Data items
####################

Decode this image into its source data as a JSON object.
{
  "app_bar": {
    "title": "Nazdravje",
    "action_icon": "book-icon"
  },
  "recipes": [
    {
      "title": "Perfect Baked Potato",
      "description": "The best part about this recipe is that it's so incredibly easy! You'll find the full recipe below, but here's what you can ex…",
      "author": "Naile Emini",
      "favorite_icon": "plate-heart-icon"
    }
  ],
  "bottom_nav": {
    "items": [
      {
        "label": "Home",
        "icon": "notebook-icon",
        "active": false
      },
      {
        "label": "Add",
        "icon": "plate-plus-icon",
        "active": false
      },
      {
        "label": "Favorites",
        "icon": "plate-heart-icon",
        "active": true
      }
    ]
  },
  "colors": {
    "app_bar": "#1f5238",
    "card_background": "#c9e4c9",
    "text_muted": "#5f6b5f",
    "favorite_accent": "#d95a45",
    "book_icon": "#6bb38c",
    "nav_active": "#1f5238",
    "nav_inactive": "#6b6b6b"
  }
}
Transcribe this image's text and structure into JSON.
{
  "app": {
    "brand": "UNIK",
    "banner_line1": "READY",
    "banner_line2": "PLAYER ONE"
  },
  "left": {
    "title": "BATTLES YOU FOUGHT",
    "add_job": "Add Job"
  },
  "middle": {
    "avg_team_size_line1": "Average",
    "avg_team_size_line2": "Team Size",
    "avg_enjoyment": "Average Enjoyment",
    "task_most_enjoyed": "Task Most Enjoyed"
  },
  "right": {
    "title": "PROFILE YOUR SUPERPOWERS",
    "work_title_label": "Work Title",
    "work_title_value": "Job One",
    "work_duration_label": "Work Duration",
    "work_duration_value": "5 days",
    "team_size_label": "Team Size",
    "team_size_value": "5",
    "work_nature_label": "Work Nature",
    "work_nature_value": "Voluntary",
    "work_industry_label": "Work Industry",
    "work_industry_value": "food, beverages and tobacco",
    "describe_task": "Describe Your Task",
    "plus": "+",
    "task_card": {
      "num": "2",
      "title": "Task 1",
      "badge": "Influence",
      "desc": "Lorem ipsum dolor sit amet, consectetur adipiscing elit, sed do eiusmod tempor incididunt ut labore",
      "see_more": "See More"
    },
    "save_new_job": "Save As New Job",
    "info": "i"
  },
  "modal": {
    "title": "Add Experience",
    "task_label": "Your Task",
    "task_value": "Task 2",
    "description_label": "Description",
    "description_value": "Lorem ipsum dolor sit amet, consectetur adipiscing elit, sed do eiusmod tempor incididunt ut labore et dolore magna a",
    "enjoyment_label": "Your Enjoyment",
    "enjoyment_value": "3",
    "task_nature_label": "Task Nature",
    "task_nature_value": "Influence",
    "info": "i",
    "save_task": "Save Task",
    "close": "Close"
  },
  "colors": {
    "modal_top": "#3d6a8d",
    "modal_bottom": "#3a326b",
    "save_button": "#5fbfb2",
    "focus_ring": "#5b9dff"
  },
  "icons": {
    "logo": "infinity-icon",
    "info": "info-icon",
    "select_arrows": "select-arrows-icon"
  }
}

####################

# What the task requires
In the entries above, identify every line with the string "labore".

# Task answer
      "desc": "Lorem ipsum dolor sit amet, consectetur adipiscing elit, sed do eiusmod tempor incididunt ut labore",
    "description_value": "Lorem ipsum dolor sit amet, consectetur adipiscing elit, sed do eiusmod tempor incididunt ut labore et dolore magna a",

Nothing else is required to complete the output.